ASSIGNMENT: Show each line of the data below that has the string "down" in it.

(EXERCISE INPUTS)

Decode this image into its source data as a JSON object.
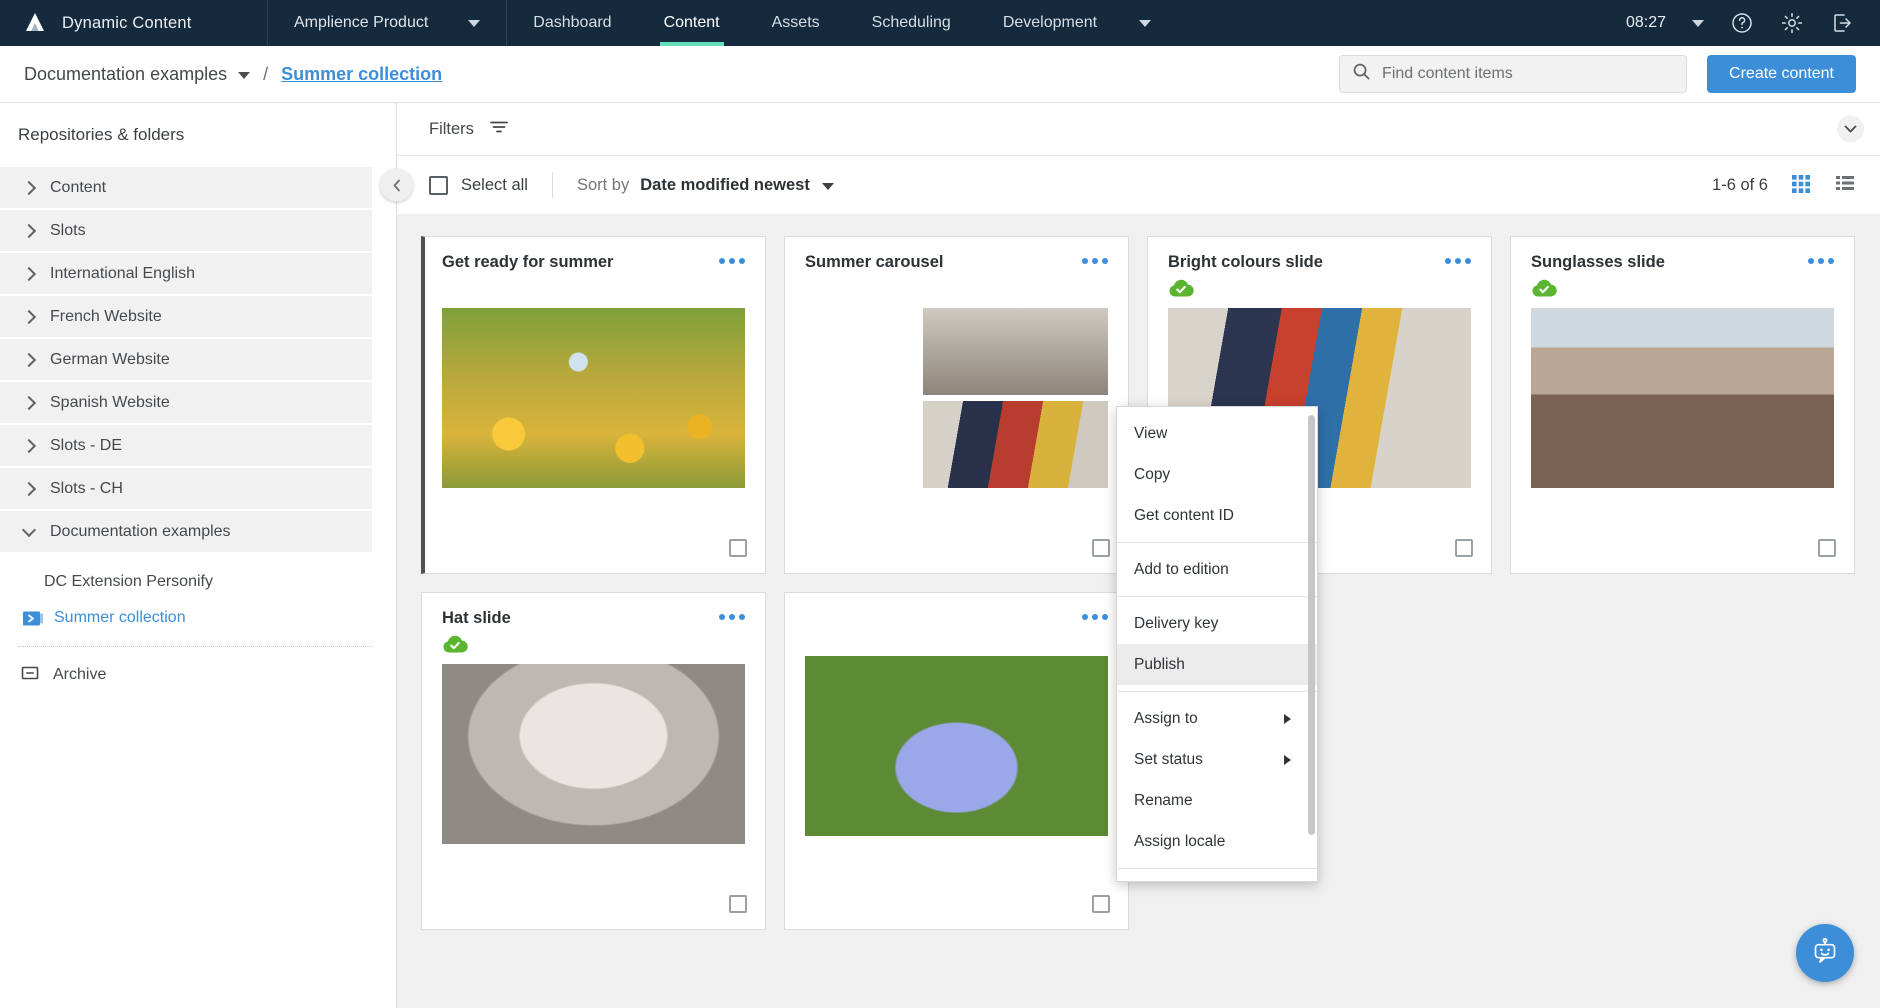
{
  "topnav": {
    "logo_icon": "amplience-logo-icon",
    "brand": "Dynamic Content",
    "product": "Amplience Product",
    "product_caret_icon": "chevron-down-icon",
    "items": [
      {
        "label": "Dashboard",
        "active": false
      },
      {
        "label": "Content",
        "active": true
      },
      {
        "label": "Assets",
        "active": false
      },
      {
        "label": "Scheduling",
        "active": false
      },
      {
        "label": "Development",
        "active": false
      }
    ],
    "more_icon": "chevron-down-icon",
    "time": "08:27",
    "time_caret_icon": "chevron-down-icon",
    "help_icon": "help-circle-icon",
    "settings_icon": "gear-icon",
    "logout_icon": "logout-icon",
    "active_underline_color": "#62e0bd",
    "background_color": "#152a3c"
  },
  "breadcrumb": {
    "root": "Documentation examples",
    "root_caret_icon": "chevron-down-icon",
    "separator": "/",
    "current": "Summer collection",
    "link_color": "#3d8ed9"
  },
  "search": {
    "icon": "search-icon",
    "placeholder": "Find content items",
    "value": ""
  },
  "actions": {
    "create_content": "Create content"
  },
  "sidebar": {
    "title": "Repositories & folders",
    "items": [
      {
        "label": "Content",
        "expanded": false
      },
      {
        "label": "Slots",
        "expanded": false
      },
      {
        "label": "International English",
        "expanded": false
      },
      {
        "label": "French Website",
        "expanded": false
      },
      {
        "label": "German Website",
        "expanded": false
      },
      {
        "label": "Spanish Website",
        "expanded": false
      },
      {
        "label": "Slots - DE",
        "expanded": false
      },
      {
        "label": "Slots - CH",
        "expanded": false
      },
      {
        "label": "Documentation examples",
        "expanded": true
      }
    ],
    "children": [
      {
        "label": "DC Extension Personify",
        "selected": false,
        "icon": "none"
      },
      {
        "label": "Summer collection",
        "selected": true,
        "icon": "folder-open-icon"
      }
    ],
    "archive": {
      "label": "Archive",
      "icon": "archive-box-icon"
    }
  },
  "filterbar": {
    "label": "Filters",
    "icon": "filter-icon",
    "collapse_panel_icon": "chevron-down-icon"
  },
  "sortbar": {
    "collapse_sidebar_icon": "chevron-left-icon",
    "select_all": "Select all",
    "select_all_checked": false,
    "sort_by_label": "Sort by",
    "sort_by_value": "Date modified newest",
    "sort_caret_icon": "chevron-down-icon",
    "count": "1-6 of 6",
    "grid_view_icon": "grid-view-icon",
    "list_view_icon": "list-view-icon",
    "active_view": "grid",
    "active_view_color": "#3d8ed9"
  },
  "cards": [
    {
      "title": "Get ready for summer",
      "status": "",
      "active": true,
      "menu_icon": "more-options-icon",
      "image": "ph-sunflower",
      "checked": false
    },
    {
      "title": "Summer carousel",
      "status": "",
      "active": false,
      "menu_icon": "more-options-icon",
      "image": "carousel",
      "checked": false
    },
    {
      "title": "Bright colours slide",
      "status": "published",
      "active": false,
      "menu_icon": "more-options-icon",
      "image": "ph-colour",
      "checked": false
    },
    {
      "title": "Sunglasses slide",
      "status": "published",
      "active": false,
      "menu_icon": "more-options-icon",
      "image": "ph-sun-glasses",
      "checked": false
    },
    {
      "title": "Hat slide",
      "status": "published",
      "active": false,
      "menu_icon": "more-options-icon",
      "image": "ph-hat-bw",
      "checked": false
    },
    {
      "title": "",
      "status": "",
      "active": false,
      "menu_icon": "more-options-icon",
      "image": "ph-blue-dress",
      "checked": false
    }
  ],
  "status_icon": {
    "name": "published-cloud-icon",
    "color": "#5cb531"
  },
  "context_menu": {
    "groups": [
      {
        "items": [
          {
            "label": "View",
            "submenu": false,
            "highlighted": false
          },
          {
            "label": "Copy",
            "submenu": false,
            "highlighted": false
          },
          {
            "label": "Get content ID",
            "submenu": false,
            "highlighted": false
          }
        ]
      },
      {
        "items": [
          {
            "label": "Add to edition",
            "submenu": false,
            "highlighted": false
          }
        ]
      },
      {
        "items": [
          {
            "label": "Delivery key",
            "submenu": false,
            "highlighted": false
          },
          {
            "label": "Publish",
            "submenu": false,
            "highlighted": true
          }
        ]
      },
      {
        "items": [
          {
            "label": "Assign to",
            "submenu": true,
            "highlighted": false
          },
          {
            "label": "Set status",
            "submenu": true,
            "highlighted": false
          },
          {
            "label": "Rename",
            "submenu": false,
            "highlighted": false
          },
          {
            "label": "Assign locale",
            "submenu": false,
            "highlighted": false
          }
        ]
      }
    ]
  },
  "fab": {
    "icon": "chatbot-icon",
    "color": "#3d8ed9"
  }
}
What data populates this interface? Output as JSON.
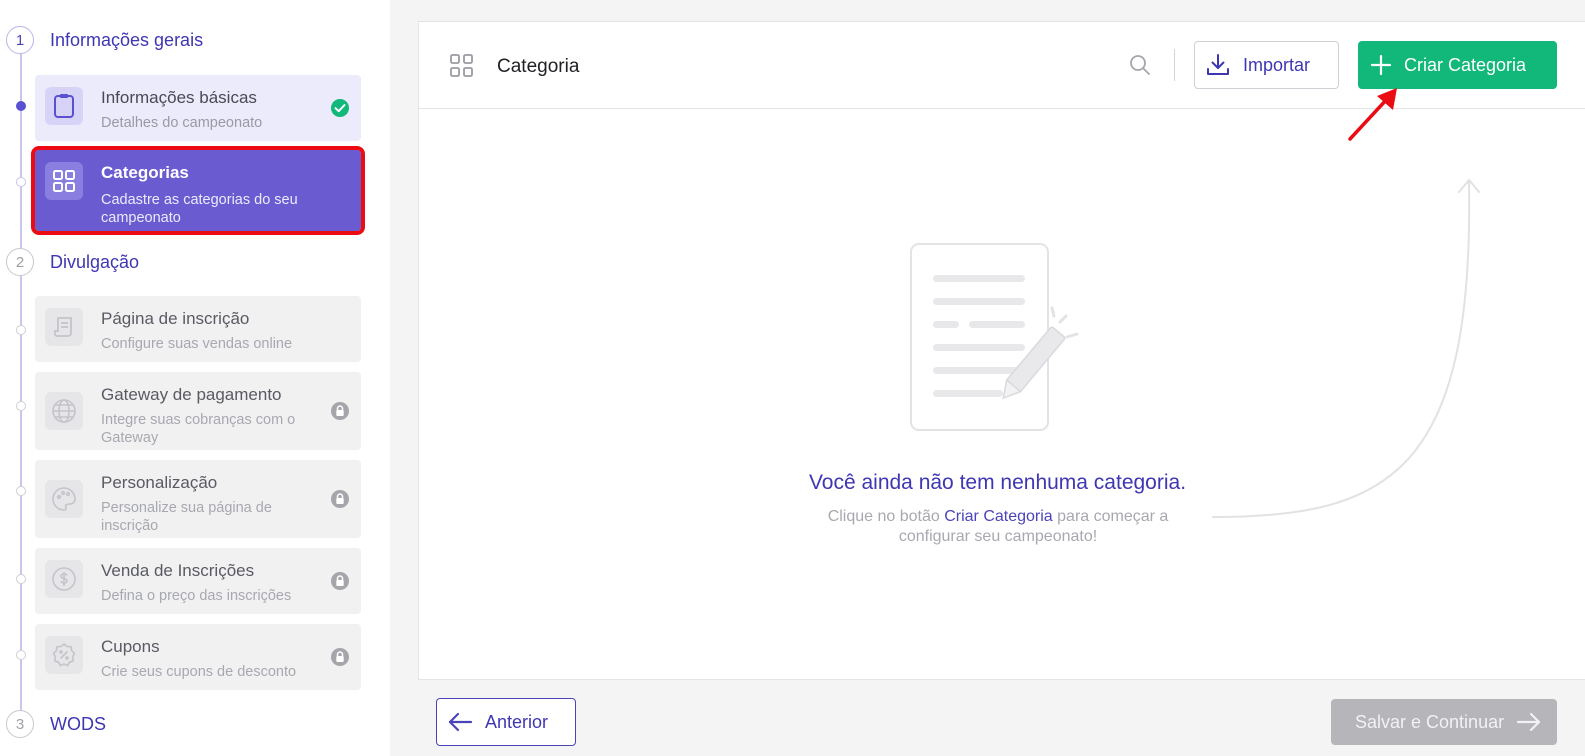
{
  "sidebar": {
    "sections": [
      {
        "number": "1",
        "title": "Informações gerais"
      },
      {
        "number": "2",
        "title": "Divulgação"
      },
      {
        "number": "3",
        "title": "WODS"
      }
    ],
    "steps": [
      {
        "title": "Informações básicas",
        "desc": "Detalhes do campeonato",
        "icon": "clipboard-icon",
        "status": "completed"
      },
      {
        "title": "Categorias",
        "desc": "Cadastre as categorias do seu campeonato",
        "icon": "grid-icon",
        "status": "active"
      },
      {
        "title": "Página de inscrição",
        "desc": "Configure suas vendas online",
        "icon": "receipt-icon",
        "status": "available"
      },
      {
        "title": "Gateway de pagamento",
        "desc": "Integre suas cobranças com o Gateway",
        "icon": "globe-icon",
        "status": "locked"
      },
      {
        "title": "Personalização",
        "desc": "Personalize sua página de inscrição",
        "icon": "palette-icon",
        "status": "locked"
      },
      {
        "title": "Venda de Inscrições",
        "desc": "Defina o preço das inscrições",
        "icon": "dollar-icon",
        "status": "locked"
      },
      {
        "title": "Cupons",
        "desc": "Crie seus cupons de desconto",
        "icon": "percent-badge-icon",
        "status": "locked"
      }
    ]
  },
  "header": {
    "title": "Categoria",
    "import_label": "Importar",
    "create_label": "Criar Categoria"
  },
  "empty_state": {
    "title": "Você ainda não tem nenhuma categoria.",
    "desc_before": "Clique no botão ",
    "desc_link": "Criar Categoria",
    "desc_after": " para começar a configurar seu campeonato!"
  },
  "footer": {
    "prev_label": "Anterior",
    "next_label": "Salvar e Continuar"
  },
  "colors": {
    "primary": "#3f36b3",
    "active_step": "#6a5bd0",
    "success": "#12b77a",
    "highlight": "#ea0c12",
    "disabled": "#b5b5ba"
  }
}
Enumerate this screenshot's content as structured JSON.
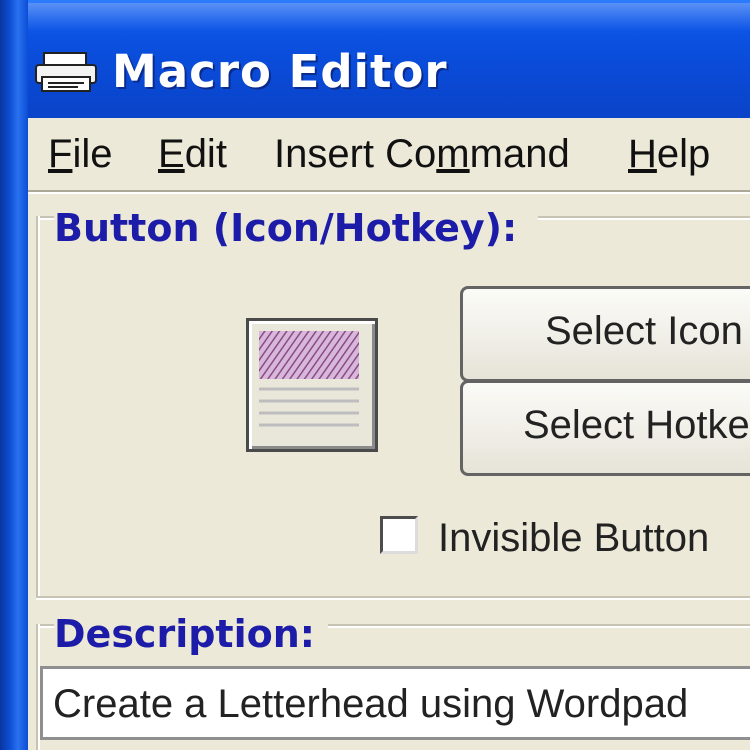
{
  "window": {
    "title": "Macro Editor",
    "title_icon": "printer-icon"
  },
  "menu": {
    "items": [
      {
        "label": "File",
        "mnemonic": "F"
      },
      {
        "label": "Edit",
        "mnemonic": "E"
      },
      {
        "label": "Insert Command",
        "mnemonic": "m"
      },
      {
        "label": "Help",
        "mnemonic": "H"
      }
    ]
  },
  "button_group": {
    "label": "Button (Icon/Hotkey):",
    "select_icon_label": "Select Icon",
    "select_hotkey_label": "Select Hotkey",
    "invisible_label": "Invisible Button",
    "invisible_checked": false,
    "preview_icon": "letterhead-icon"
  },
  "description_group": {
    "label": "Description:",
    "value": "Create a Letterhead using Wordpad"
  },
  "colors": {
    "title_bar": "#0a4ad6",
    "group_label": "#1c1ca8",
    "face": "#ece9d8"
  }
}
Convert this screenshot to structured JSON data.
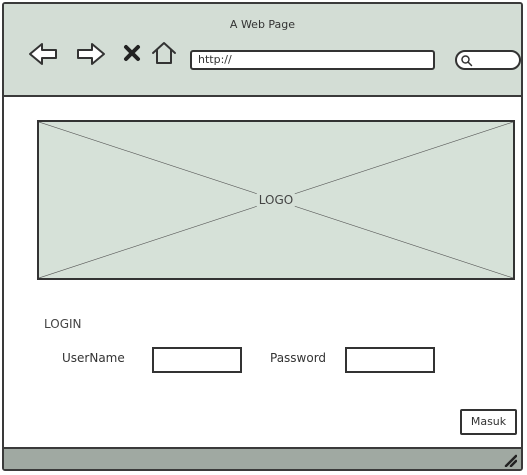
{
  "browser": {
    "title": "A Web Page",
    "url_value": "http://",
    "nav_icons": [
      "back-arrow-icon",
      "forward-arrow-icon",
      "close-icon",
      "home-icon",
      "search-icon",
      "resize-grip-icon"
    ]
  },
  "hero": {
    "logo_label": "LOGO"
  },
  "login": {
    "title": "LOGIN",
    "username_label": "UserName",
    "password_label": "Password",
    "submit_label": "Masuk"
  },
  "colors": {
    "titlebar_bg": "#d3ddd5",
    "placeholder_bg": "#d6e1d8",
    "statusbar_bg": "#a0a9a2",
    "outline": "#333333"
  }
}
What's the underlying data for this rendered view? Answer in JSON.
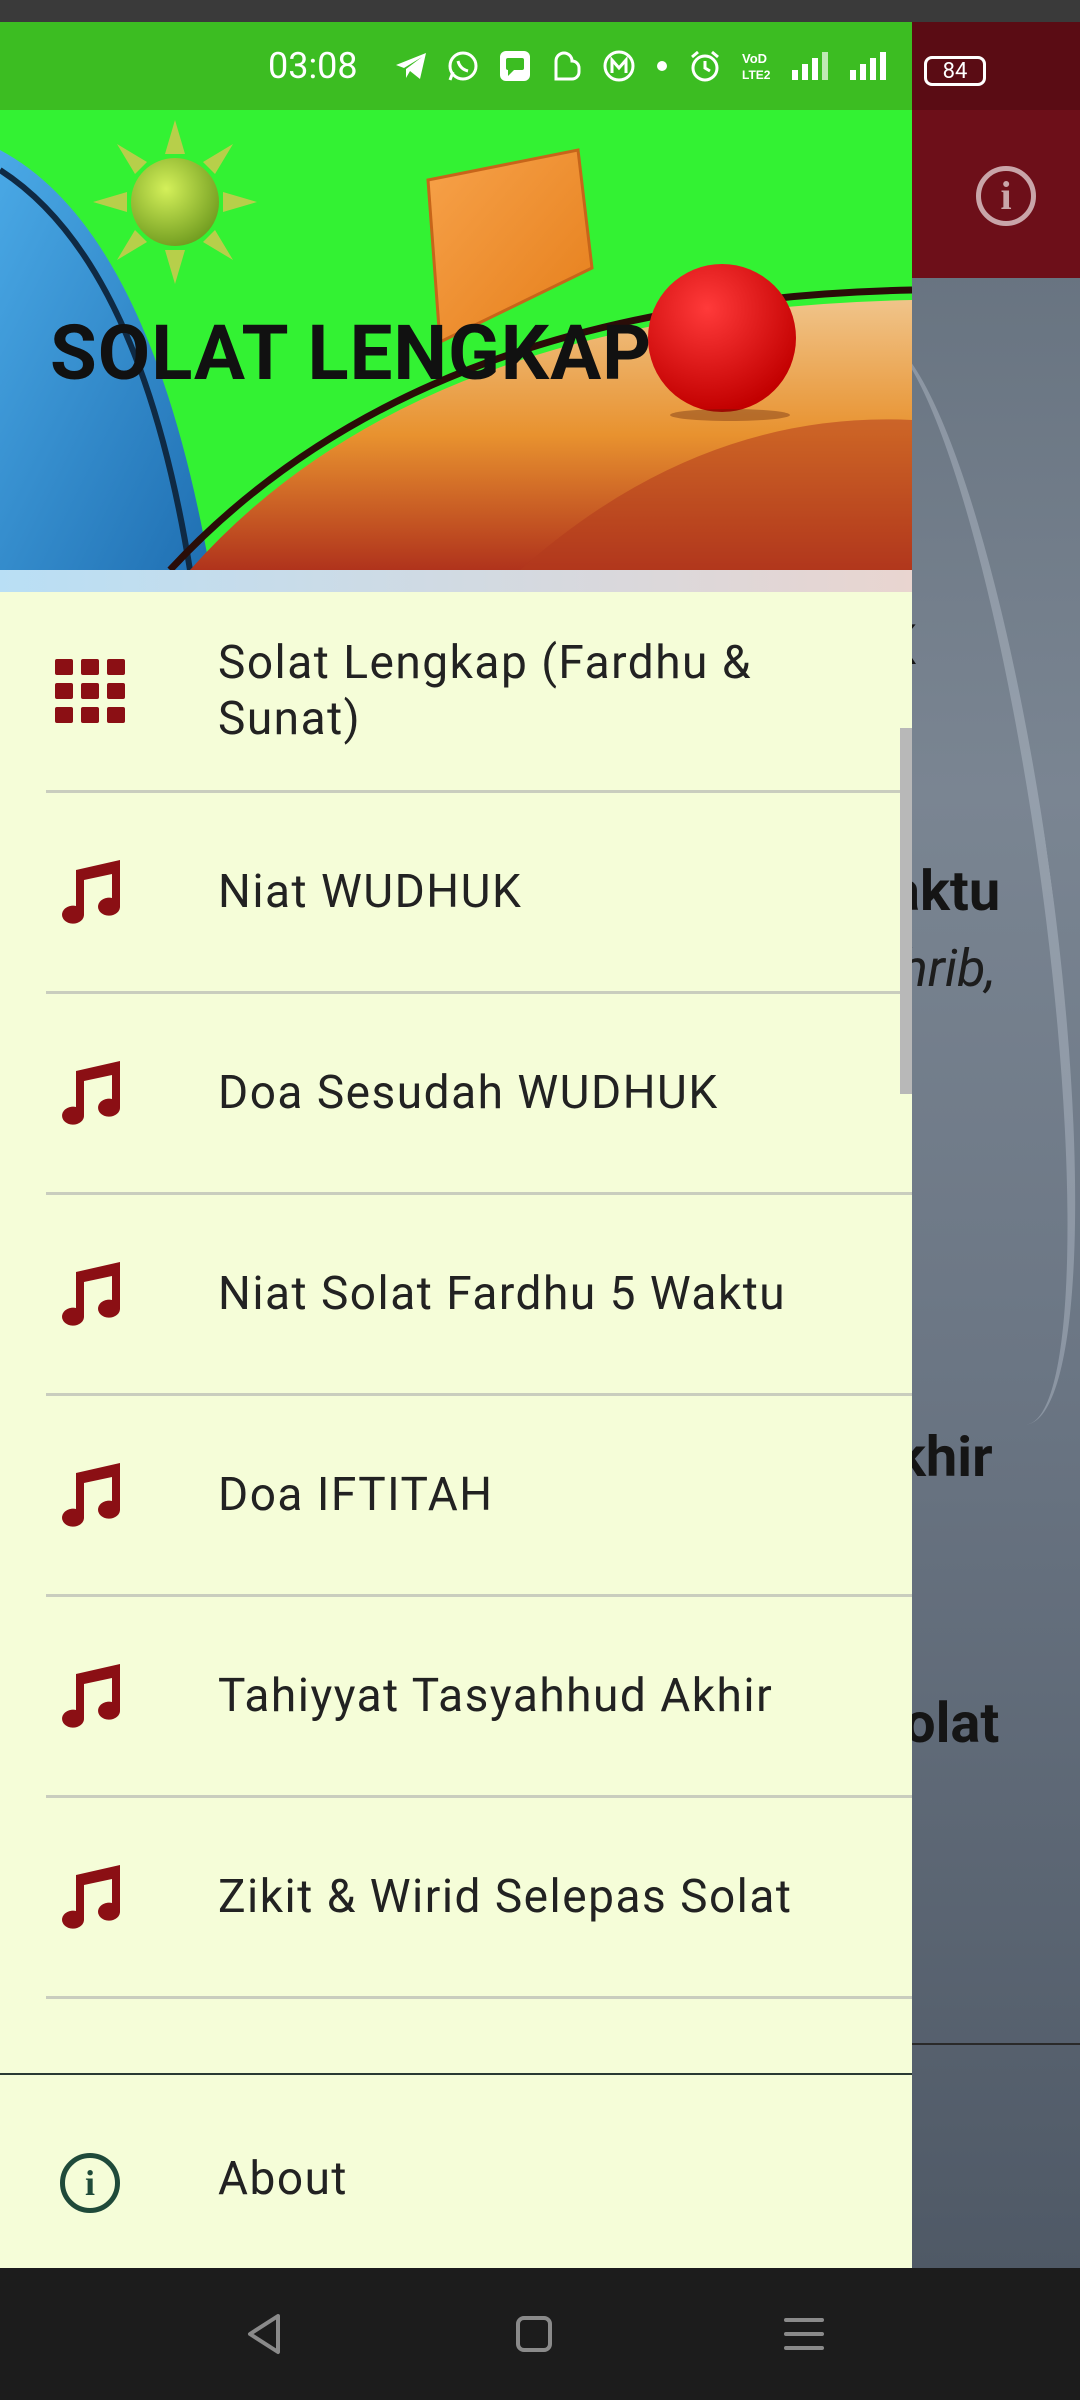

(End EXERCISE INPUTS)

ANSWER BOX:
    "product_caret_icon": "chevron-down-icon",
    "more_icon": "chevron-down-icon",
    "time_caret_icon": "chevron-down-icon",
    "root_caret_icon": "chevron-down-icon",
    "collapse_panel_icon": "chevron-down-icon"
    "sort_caret_icon": "chevron-down-icon",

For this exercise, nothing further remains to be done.